MEDIA RELEASE

31 July 2017

Great Strike of 1917 film brought back to life by NFSA
 

The National Film and Sound Archive of Australia (NFSA) will release The Great Strike, a rare censored film documenting one of Australia’s largest industrial conflicts. This footage, last seen in 1917, is a unique insight into a crucial moment in the history of the Australian union movement, as well as early 20th century Sydney.

The footage has been restored especially for the anniversary, and reconstructed by combining two surviving fragments of the original motion picture.  The resulting 15-minute film will be available on the NFSA’s YouTube channel from 31 July, ahead of the anniversary on 2 August. It will also screen at 1917: The Great Strike, a new exhibition at Carriageworks marking the centenary from 15 July to 17 August. 

Acting CEO Meg Labrum said: ‘The Great Strike is a remarkable example of 100-year-old social history captured on film, having miraculously survived censorship and the passage of time. Audiences will be able to explore The Great Strike online in time for its 100th anniversary. We are proud of this film, and pleased to present it in collaboration with the City of Sydney and Carriageworks.’

With an original running time of an hour, The Great Strike was released in October 1917 in the dying days of the strike. But it was screened only once in its original form before it was embargoed, censored and given the rather dry new title of Recent Industrial Happenings in NSW.  The film’s censorship was largely driven by the concerns of politician Walter Wearne, who had organised volunteer labour while the paid workers were on strike. 

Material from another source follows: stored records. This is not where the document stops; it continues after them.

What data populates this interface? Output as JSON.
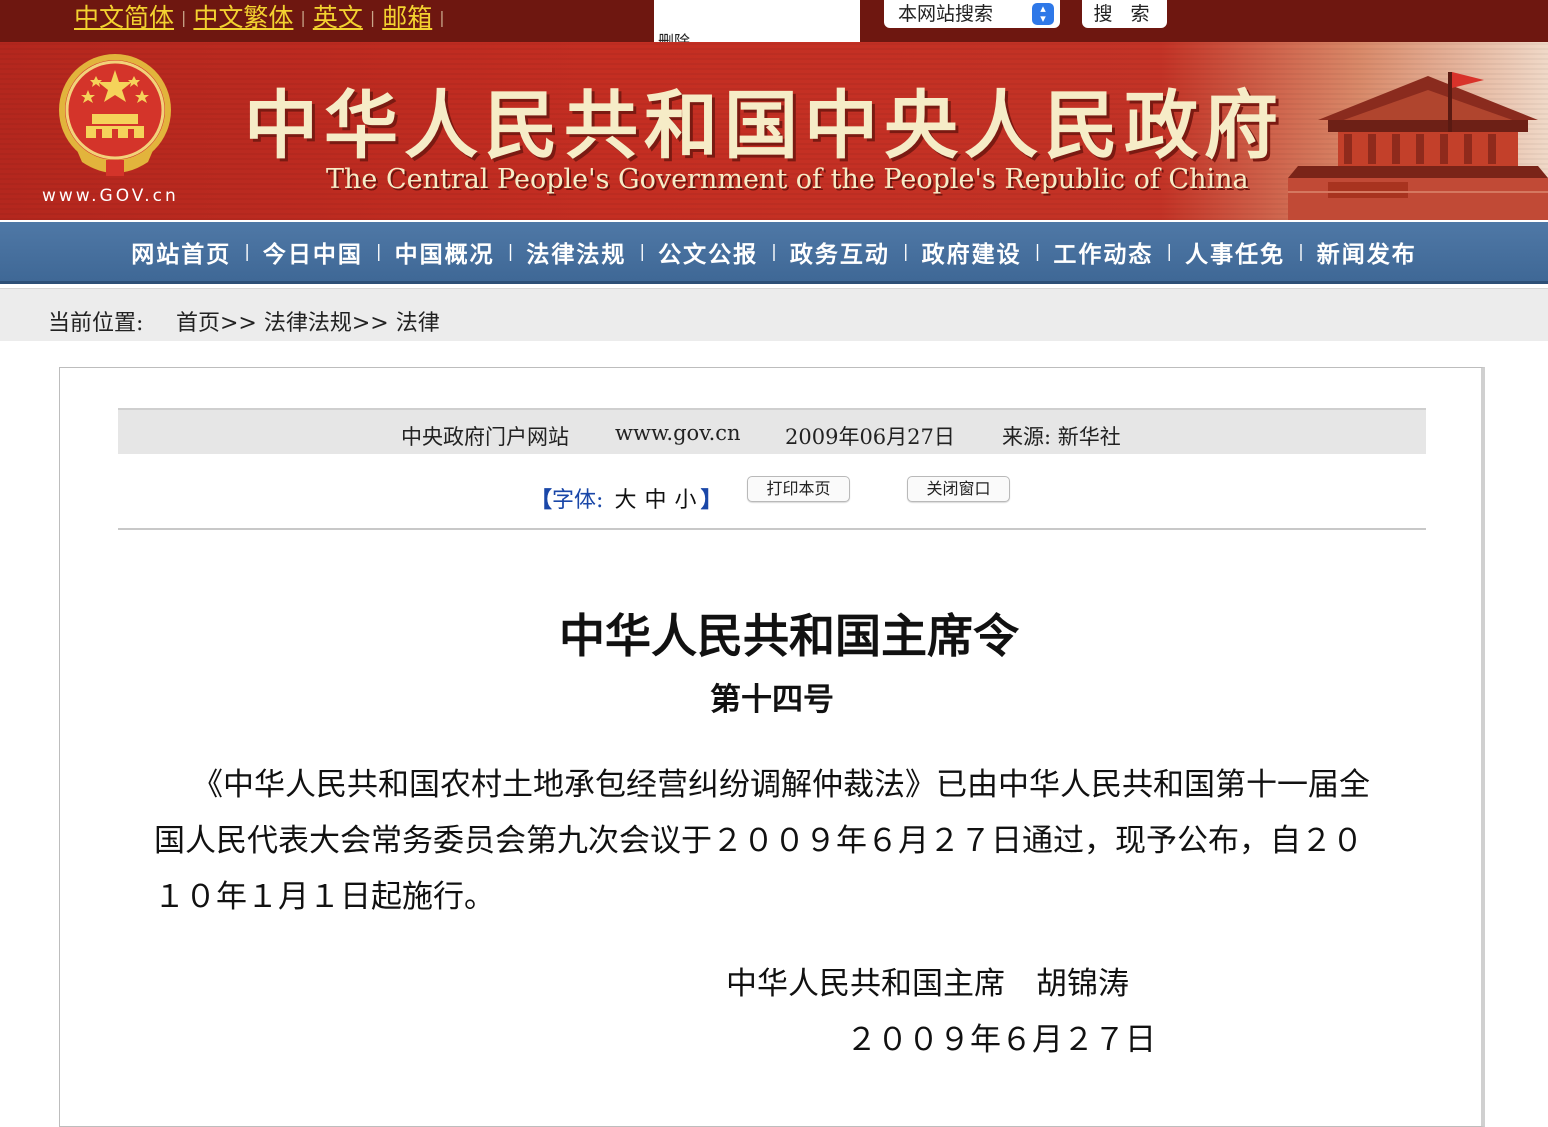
{
  "topbar": {
    "languages": [
      "中文简体",
      "中文繁体",
      "英文",
      "邮箱"
    ],
    "partial_text": "删除",
    "search_scope": "本网站搜索",
    "search_button": "搜 索"
  },
  "banner": {
    "site_url": "www.GOV.cn",
    "title_cn": "中华人民共和国中央人民政府",
    "title_en": "The Central People's Government of the People's Republic of China"
  },
  "nav": {
    "items": [
      "网站首页",
      "今日中国",
      "中国概况",
      "法律法规",
      "公文公报",
      "政务互动",
      "政府建设",
      "工作动态",
      "人事任免",
      "新闻发布"
    ],
    "separator": "|"
  },
  "breadcrumb": {
    "label": "当前位置:",
    "path": "首页>> 法律法规>> 法律"
  },
  "info": {
    "portal": "中央政府门户网站",
    "url": "www.gov.cn",
    "date": "2009年06月27日",
    "source": "来源: 新华社"
  },
  "tools": {
    "bracket_open": "【",
    "font_label": "字体:",
    "sizes": [
      "大",
      "中",
      "小"
    ],
    "bracket_close": "】",
    "print_button": "打印本页",
    "close_button": "关闭窗口"
  },
  "document": {
    "title": "中华人民共和国主席令",
    "number": "第十四号",
    "body": "《中华人民共和国农村土地承包经营纠纷调解仲裁法》已由中华人民共和国第十一届全国人民代表大会常务委员会第九次会议于２００９年６月２７日通过，现予公布，自２０１０年１月１日起施行。",
    "signatory": "中华人民共和国主席　胡锦涛",
    "sign_date": "２００９年６月２７日"
  },
  "colors": {
    "topbar": "#6e1710",
    "language_link": "#f3d230",
    "banner_red": "#c42e22",
    "nav_blue": "#4f78a6",
    "font_control_blue": "#1a47a8"
  }
}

In bringing the film to life for a new audience in 2017, City of Sydney and National Film and Sound Archive staff undertook extensive research. As the film was only ever screened once, it’s believed that no more than one or two prints would ever have existed. 

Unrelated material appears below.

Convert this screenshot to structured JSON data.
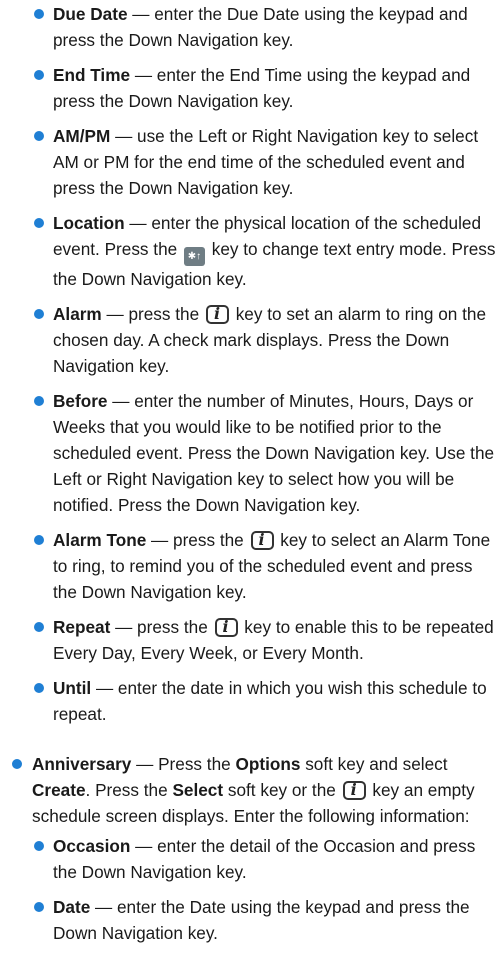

The strike was originally documented by Arthur Charles Tinsdale, a little known filmmaker who, over the span of his career, also worked as a producer, cinema manager and even a vaudeville singer.  Tinsdale is also recognised by film historians as being responsible for producing the A H Noad film – a compilation of newsreels covering the Gallipoli campaign now held by the Australian War Memorial. 

The NFSA has long held a 12 minute 35mm fragment from the censored Recent Industrial Happenings in NSW, and it had been presumed this was the only surviving footage. A slightly different version of this same footage (in a different sequence) was later found on a 16mm print. Then, in 2016, a six minute 35mm reel containing additional scenes from the film was discovered in the NFSA collection. 

The two 35mm reels were scanned and pieced together with the aid of a ‘Synopsis of Scenes’ published in The Daily Post in 1917. The ad, which featured a detailed chronological listing of the film’s key scenes, allowed the team to recreate the film as accurately as possible, and determine which key moments were missing. 

With more than 90 per cent of Australia’s silent film heritage thought to be lost, it is likely that these censored scenes have vanished from our records. Anyone who may know anything about the missing footage is encouraged to contact the NFSA at enquiries [at] nfsa.gov.au.

Simon Drake, NFSA Senior Collection Reference Officer, is available for interviews. Clips from The Great Strike are available for media use.

Contact:

Gabrielle Wilson +61 (0) 433 972 915, gabrielle [at] thepresssociety.com.au 

The Great Strike

•    Online: http://bit.ly/TheGreatStrike1917 (under embargo until 31 July)
•    Screening at 1917: The Great Strike exhibition at Carriageworks, 15 July – 17 August 2017.